- I’m building out Kingdom of Ink, a freelancer collective I co-founded with my business partner Kyle Cords, which will provide a mutual aid safety net to freelance writers so that anyone from any background can find freedom in freelancing. We’re launching this on March 1st, and it’s going to help so many people get their writing careers off the ground, and I’m so excited to dive more into this meaningful work.
- Working with incredible clients all over the world for my own freelance writing. Telling stories is so powerful: that’s why I’m telling mine here. My work ghostwriting memoirs has been so life-affirming, and I’m excited to continue to work with inspiring people who also value the importance of sharing their stories with the world.
- Spend more time traveling with friends and taking time to enjoy life and do things I love. I’m currently on a massive, four-month quarantine cross-country road trip with friends, and I couldn’t be more excited. We’re quarantining together in gorgeous places, and our first stop here in Nashville has been absolutely lovely — even with the snowstorms!
Over the past year, I’ve learned how to find people who are aligned with what I care about, and who are just as passionate about bringing different things to life that deserve to exist. I couldn’t be luckier to be able to do what I love every day and help others in the process, and that brings me a ton of joy.
We Are Our Environments & What We Consume
I don’t think any of us truly realize how deeply our environments shape us.
Living in quarantine for the past year from COVID has been an insanely stressful time.
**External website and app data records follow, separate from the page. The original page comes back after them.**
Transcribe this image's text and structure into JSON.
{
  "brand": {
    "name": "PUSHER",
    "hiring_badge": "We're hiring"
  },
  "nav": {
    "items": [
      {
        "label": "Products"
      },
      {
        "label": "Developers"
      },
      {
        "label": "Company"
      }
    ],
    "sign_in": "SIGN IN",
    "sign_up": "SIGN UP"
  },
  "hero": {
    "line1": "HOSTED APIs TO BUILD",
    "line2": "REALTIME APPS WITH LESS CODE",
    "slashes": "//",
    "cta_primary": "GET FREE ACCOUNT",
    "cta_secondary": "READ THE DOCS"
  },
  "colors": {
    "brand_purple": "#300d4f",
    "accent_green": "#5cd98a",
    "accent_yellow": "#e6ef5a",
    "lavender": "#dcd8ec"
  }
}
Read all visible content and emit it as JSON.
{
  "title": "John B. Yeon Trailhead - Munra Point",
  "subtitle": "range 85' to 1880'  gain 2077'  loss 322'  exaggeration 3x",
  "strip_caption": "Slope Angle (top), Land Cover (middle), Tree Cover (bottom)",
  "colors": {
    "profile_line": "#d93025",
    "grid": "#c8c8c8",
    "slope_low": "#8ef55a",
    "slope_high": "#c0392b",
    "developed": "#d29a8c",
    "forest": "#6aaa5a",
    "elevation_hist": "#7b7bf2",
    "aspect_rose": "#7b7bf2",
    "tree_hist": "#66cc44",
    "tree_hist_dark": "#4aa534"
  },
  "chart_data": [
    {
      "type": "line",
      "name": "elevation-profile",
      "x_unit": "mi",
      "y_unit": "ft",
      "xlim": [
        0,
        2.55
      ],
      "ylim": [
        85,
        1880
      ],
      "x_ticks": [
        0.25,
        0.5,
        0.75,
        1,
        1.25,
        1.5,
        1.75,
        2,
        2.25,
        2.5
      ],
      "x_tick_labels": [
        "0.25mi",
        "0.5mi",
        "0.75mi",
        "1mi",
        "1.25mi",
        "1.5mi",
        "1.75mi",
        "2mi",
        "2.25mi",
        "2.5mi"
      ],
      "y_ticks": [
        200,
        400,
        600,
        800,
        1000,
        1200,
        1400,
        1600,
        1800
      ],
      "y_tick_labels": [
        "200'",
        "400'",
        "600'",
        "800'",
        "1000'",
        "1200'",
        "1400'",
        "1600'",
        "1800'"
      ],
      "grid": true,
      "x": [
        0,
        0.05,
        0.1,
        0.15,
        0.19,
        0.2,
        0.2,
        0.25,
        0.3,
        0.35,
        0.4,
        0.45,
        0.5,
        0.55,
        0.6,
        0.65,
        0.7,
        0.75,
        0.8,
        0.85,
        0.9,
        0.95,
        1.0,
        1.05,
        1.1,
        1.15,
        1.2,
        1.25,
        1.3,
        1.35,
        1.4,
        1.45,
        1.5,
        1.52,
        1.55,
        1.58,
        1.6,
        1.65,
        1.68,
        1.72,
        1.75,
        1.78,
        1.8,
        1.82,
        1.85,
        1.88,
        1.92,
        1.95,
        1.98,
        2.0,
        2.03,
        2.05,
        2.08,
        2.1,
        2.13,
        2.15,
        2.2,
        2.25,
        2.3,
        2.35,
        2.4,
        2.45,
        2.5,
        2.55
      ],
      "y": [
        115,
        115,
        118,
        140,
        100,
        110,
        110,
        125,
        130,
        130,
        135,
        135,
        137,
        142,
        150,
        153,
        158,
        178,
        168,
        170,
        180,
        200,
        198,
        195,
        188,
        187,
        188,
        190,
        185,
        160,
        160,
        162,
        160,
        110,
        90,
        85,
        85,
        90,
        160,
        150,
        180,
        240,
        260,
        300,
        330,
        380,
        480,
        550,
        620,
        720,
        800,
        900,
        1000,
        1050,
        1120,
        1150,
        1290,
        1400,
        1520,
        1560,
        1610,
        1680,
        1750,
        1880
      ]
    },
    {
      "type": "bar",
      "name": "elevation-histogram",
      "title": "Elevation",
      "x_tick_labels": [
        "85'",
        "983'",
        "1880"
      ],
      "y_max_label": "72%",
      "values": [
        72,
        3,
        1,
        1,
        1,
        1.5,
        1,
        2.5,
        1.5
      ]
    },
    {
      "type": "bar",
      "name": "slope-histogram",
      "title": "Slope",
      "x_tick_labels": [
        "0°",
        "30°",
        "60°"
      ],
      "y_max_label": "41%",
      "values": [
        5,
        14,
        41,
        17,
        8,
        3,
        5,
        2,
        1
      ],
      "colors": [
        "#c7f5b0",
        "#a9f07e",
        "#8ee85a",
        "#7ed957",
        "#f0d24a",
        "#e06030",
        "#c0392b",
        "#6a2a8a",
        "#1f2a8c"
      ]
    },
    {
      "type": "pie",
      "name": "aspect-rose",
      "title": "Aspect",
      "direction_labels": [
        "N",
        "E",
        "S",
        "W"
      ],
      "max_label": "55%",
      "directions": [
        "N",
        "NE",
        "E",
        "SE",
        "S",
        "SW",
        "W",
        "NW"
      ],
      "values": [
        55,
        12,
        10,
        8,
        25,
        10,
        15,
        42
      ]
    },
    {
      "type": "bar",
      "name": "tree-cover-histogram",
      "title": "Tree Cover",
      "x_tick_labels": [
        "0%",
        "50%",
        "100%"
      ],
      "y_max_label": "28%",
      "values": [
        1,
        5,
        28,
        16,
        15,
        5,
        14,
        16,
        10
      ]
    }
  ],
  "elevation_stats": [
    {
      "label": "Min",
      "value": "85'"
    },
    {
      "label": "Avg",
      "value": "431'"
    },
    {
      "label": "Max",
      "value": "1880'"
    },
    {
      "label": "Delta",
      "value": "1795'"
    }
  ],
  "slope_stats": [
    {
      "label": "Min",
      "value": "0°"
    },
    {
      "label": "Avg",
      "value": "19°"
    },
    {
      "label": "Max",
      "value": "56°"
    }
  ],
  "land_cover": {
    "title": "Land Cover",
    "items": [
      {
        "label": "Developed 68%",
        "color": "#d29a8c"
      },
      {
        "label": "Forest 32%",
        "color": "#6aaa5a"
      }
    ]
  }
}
I struggle with hypochondria and anxiety, and the pandemic has been a perfect storm of isolation, health fears, and stress as I faced an unprecedented amount of work that I loved doing, but found hard to manage at times when it felt like the world was crumbling outside my window and I felt helpless to do anything about it.
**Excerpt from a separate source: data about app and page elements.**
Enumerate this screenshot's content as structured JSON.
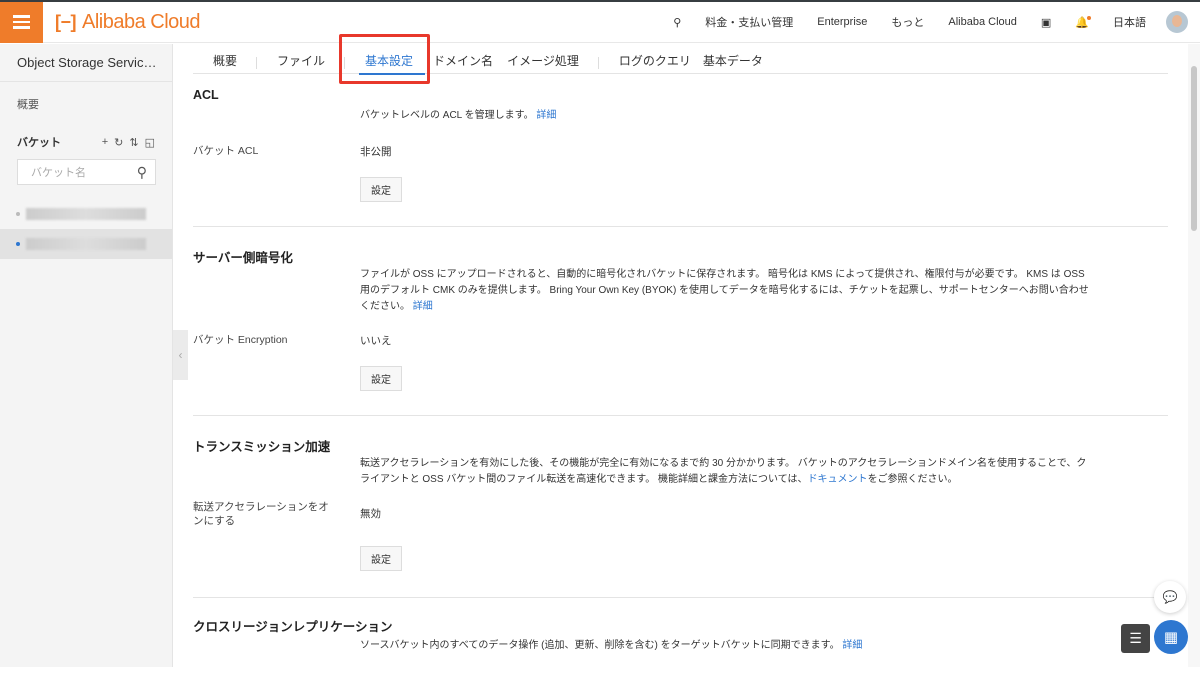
{
  "header": {
    "brand": "Alibaba Cloud",
    "nav": [
      "料金・支払い管理",
      "Enterprise",
      "もっと",
      "Alibaba Cloud"
    ],
    "language": "日本語"
  },
  "sidebar": {
    "title": "Object Storage Servic…",
    "overview": "概要",
    "buckets_label": "バケット",
    "search_placeholder": "バケット名"
  },
  "tabs": [
    {
      "label": "概要"
    },
    {
      "label": "ファイル"
    },
    {
      "label": "基本設定",
      "active": true
    },
    {
      "label": "ドメイン名"
    },
    {
      "label": "イメージ処理"
    },
    {
      "label": "ログのクエリ"
    },
    {
      "label": "基本データ"
    }
  ],
  "sections": {
    "acl": {
      "title": "ACL",
      "desc": "バケットレベルの ACL を管理します。",
      "link": "詳細",
      "label": "バケット ACL",
      "value": "非公開",
      "button": "設定"
    },
    "encryption": {
      "title": "サーバー側暗号化",
      "desc": "ファイルが OSS にアップロードされると、自動的に暗号化されバケットに保存されます。 暗号化は KMS によって提供され、権限付与が必要です。 KMS は OSS 用のデフォルト CMK のみを提供します。 Bring Your Own Key (BYOK) を使用してデータを暗号化するには、チケットを起票し、サポートセンターへお問い合わせください。",
      "link": "詳細",
      "label": "バケット Encryption",
      "value": "いいえ",
      "button": "設定"
    },
    "transfer": {
      "title": "トランスミッション加速",
      "desc": "転送アクセラレーションを有効にした後、その機能が完全に有効になるまで約 30 分かかります。 バケットのアクセラレーションドメイン名を使用することで、クライアントと OSS バケット間のファイル転送を高速化できます。 機能詳細と課金方法については、",
      "link": "ドキュメント",
      "desc_after": "をご参照ください。",
      "label": "転送アクセラレーションをオンにする",
      "value": "無効",
      "button": "設定"
    },
    "replication": {
      "title": "クロスリージョンレプリケーション",
      "desc": "ソースバケット内のすべてのデータ操作 (追加、更新、削除を含む) をターゲットバケットに同期できます。",
      "link": "詳細"
    }
  },
  "colors": {
    "brand": "#ef7c2a",
    "accent": "#2e77d0",
    "highlight": "#e8382b"
  }
}
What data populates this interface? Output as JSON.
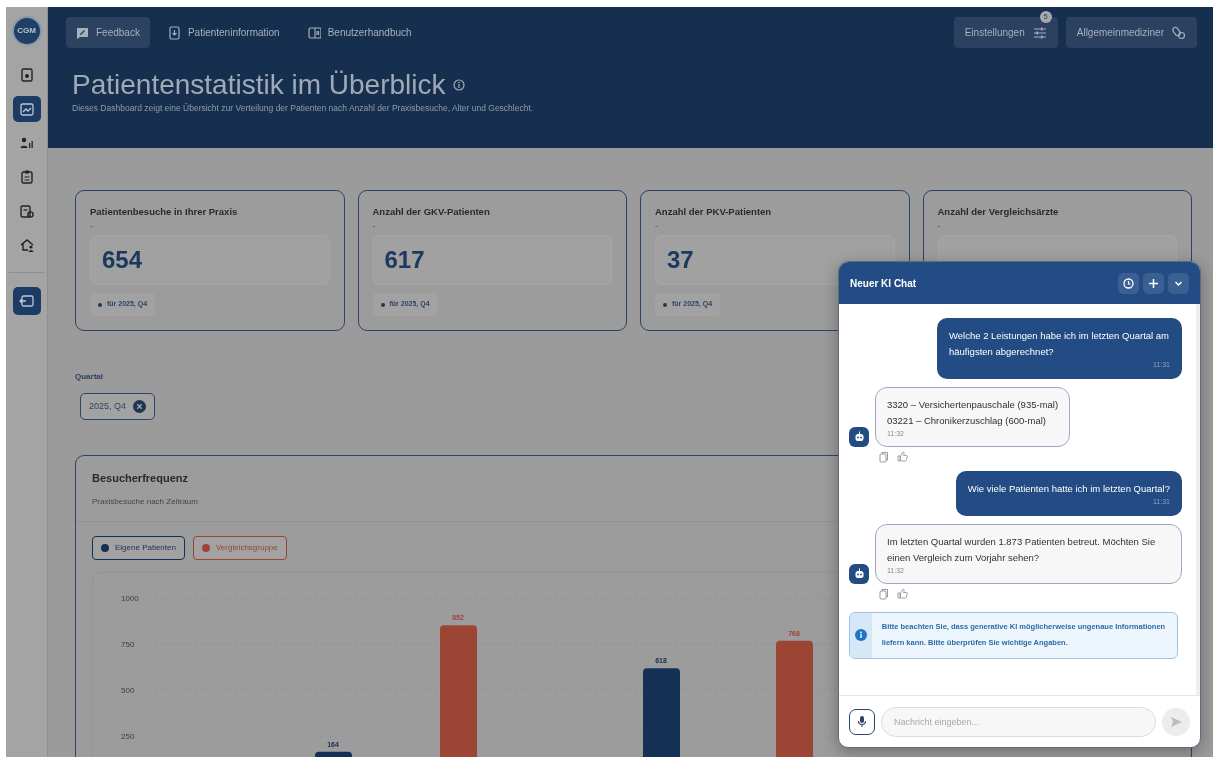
{
  "sidebar": {
    "logo": "CGM",
    "items": [
      {
        "selected": false
      },
      {
        "selected": true
      },
      {
        "selected": false
      },
      {
        "selected": false
      },
      {
        "selected": false
      },
      {
        "selected": false
      }
    ]
  },
  "header": {
    "nav": [
      {
        "label": "Feedback",
        "selected": true
      },
      {
        "label": "Patienteninformation",
        "selected": false
      },
      {
        "label": "Benutzerhandbuch",
        "selected": false
      }
    ],
    "buttons": [
      {
        "label": "Einstellungen",
        "badge": "5"
      },
      {
        "label": "Allgemeinmediziner"
      }
    ],
    "title": "Patientenstatistik im Überblick",
    "subtitle": "Dieses Dashboard zeigt eine Übersicht zur Verteilung der Patienten nach Anzahl der Praxisbesuche, Alter und Geschlecht."
  },
  "kpis": [
    {
      "title": "Patientenbesuche in Ihrer Praxis",
      "note": "-",
      "value": "654",
      "period": "für 2025, Q4"
    },
    {
      "title": "Anzahl der GKV-Patienten",
      "note": "-",
      "value": "617",
      "period": "für 2025, Q4"
    },
    {
      "title": "Anzahl der PKV-Patienten",
      "note": "-",
      "value": "37",
      "period": "für 2025, Q4"
    },
    {
      "title": "Anzahl der Vergleichsärzte",
      "note": "-"
    }
  ],
  "filter": {
    "label": "Quartal",
    "chips": [
      {
        "label": "2025, Q4"
      }
    ]
  },
  "chart_panel": {
    "title": "Besucherfrequenz",
    "subtitle": "Praxisbesuche nach Zeitraum",
    "chart_data": {
      "type": "bar",
      "ylim": [
        0,
        1000
      ],
      "yticks": [
        250,
        500,
        750,
        1000
      ],
      "grid": true,
      "data_labels": true,
      "series": [
        {
          "name": "Eigene Patienten",
          "color": "#143054",
          "values": [
            164,
            618
          ]
        },
        {
          "name": "Vergleichsgruppe",
          "color": "#9c4535",
          "values": [
            852,
            768
          ]
        }
      ]
    }
  },
  "chat": {
    "title": "Neuer KI Chat",
    "messages": [
      {
        "kind": "user",
        "text": "Welche 2 Leistungen habe ich im letzten Quartal am häufigsten abgerechnet?",
        "time": "11:31"
      },
      {
        "kind": "bot",
        "text": "3320 – Versichertenpauschale (935-mal)\n03221 – Chronikerzuschlag (600-mal)",
        "time": "11:32"
      },
      {
        "kind": "user",
        "text": "Wie viele Patienten hatte ich im letzten Quartal?",
        "time": "11:31"
      },
      {
        "kind": "bot",
        "text": "Im letzten Quartal wurden 1.873 Patienten betreut. Möchten Sie einen Vergleich zum Vorjahr sehen?",
        "time": "11:32"
      }
    ],
    "notice": "Bitte beachten Sie, dass generative KI möglicherweise ungenaue Informationen liefern kann. Bitte überprüfen Sie wichtige Angaben.",
    "placeholder": "Nachricht eingeben..."
  }
}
Luckily, I have incredible people around me who bring such warmth and love into my day-to-day. Being on this roadtrip has helped me find a sense of peace even as I’m scaling up on aggressive medications and supplementation plans to get this thing under control.
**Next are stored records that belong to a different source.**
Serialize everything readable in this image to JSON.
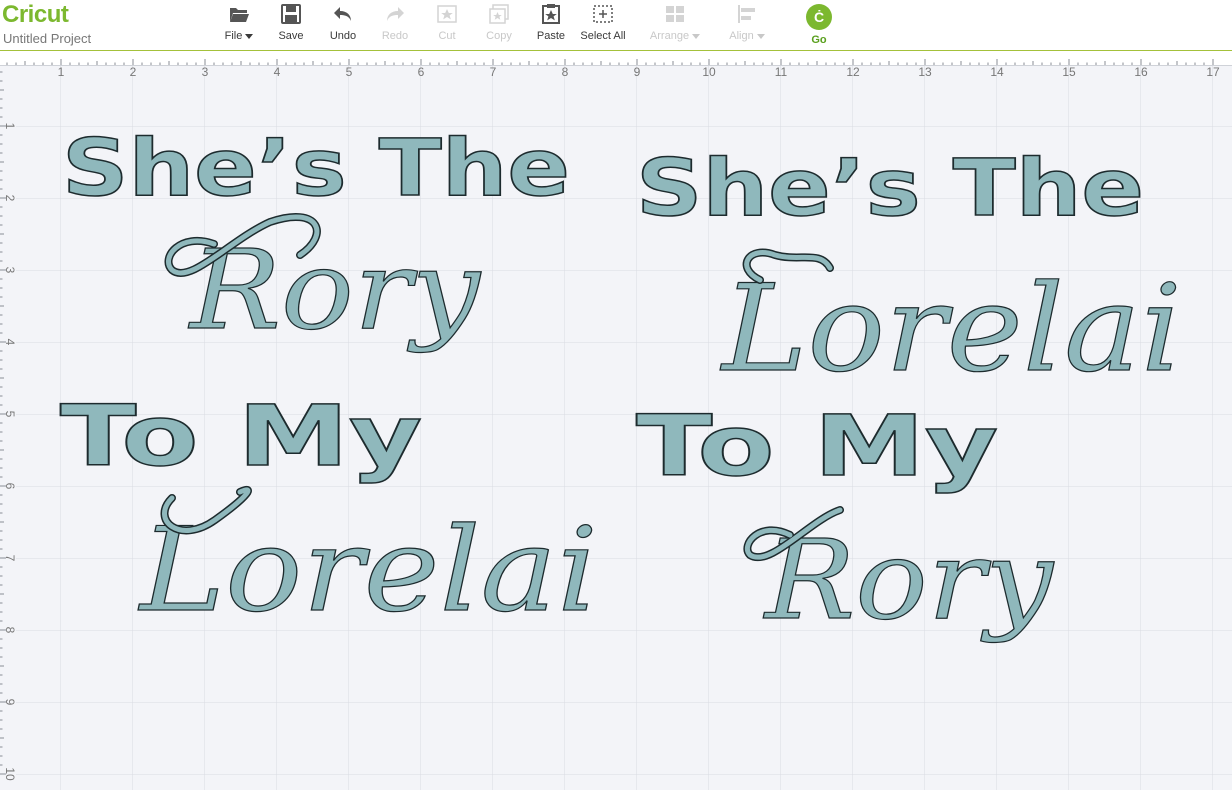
{
  "app": {
    "logo": "Cricut",
    "project_title": "Untitled Project"
  },
  "toolbar": {
    "file": "File",
    "save": "Save",
    "undo": "Undo",
    "redo": "Redo",
    "cut": "Cut",
    "copy": "Copy",
    "paste": "Paste",
    "select_all": "Select All",
    "arrange": "Arrange",
    "align": "Align",
    "go": "Go"
  },
  "ruler": {
    "top_numbers": [
      "1",
      "2",
      "3",
      "4",
      "5",
      "6",
      "7",
      "8",
      "9",
      "10",
      "11",
      "12",
      "13",
      "14",
      "15",
      "16",
      "17"
    ],
    "left_numbers": [
      "1",
      "2",
      "3",
      "4",
      "5",
      "6",
      "7",
      "8",
      "9",
      "10"
    ]
  },
  "canvas": {
    "left_design": {
      "line1": "She’s The",
      "line2": "Rory",
      "line3": "To My",
      "line4": "Lorelai"
    },
    "right_design": {
      "line1": "She’s The",
      "line2": "Lorelai",
      "line3": "To My",
      "line4": "Rory"
    }
  },
  "colors": {
    "brand": "#7cb82f",
    "shape_fill": "#8fb8bc",
    "shape_stroke": "#1d2b2e",
    "grid": "#d9dbe2"
  }
}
How can you fill your environment with people that support you and opportunities to grow?
We Should Talk More About Chronic Illness
I’ve been so grateful to have role models in my life of people who have dealt with chronic illness in positive ways. While we don’t have to tell everyone all the details of our medical histories, I think the world would be a little warmer if we could talk about the things that ail us without shame.
In my research about rheumatoid arthritis, I’ve enjoyed reading books and blogs written by people who struggle from the disease. I think it’s kinda awesome that we can connect with others around the world and share recipes, what’s working for us, and share the hardships of what it’s like to have a different set of challenges than we expected to have.
The world gives us different gifts and challenges, and it’s our job to retain our agency to make decisions that will lead to finding happiness in the present moment, regardless of our situation. We need to stop saying, “I’ll be happy when…” and just find a way to practice gratitude for what’s in front of us, no matter what that is.
When we can train the mind through practices like meditation, suddenly life’s struggles feel a lot more manageable.
So, moving forward I’ll probably be using this space not only to write about writing and freelancing and storytelling, but I’ll also be sharing more about my own mental models, approach to managing chronic disease, and how I’m still waking up every day and finding joy in what’s in front of me.
Here’s to making the most of our days, no matter what they hold.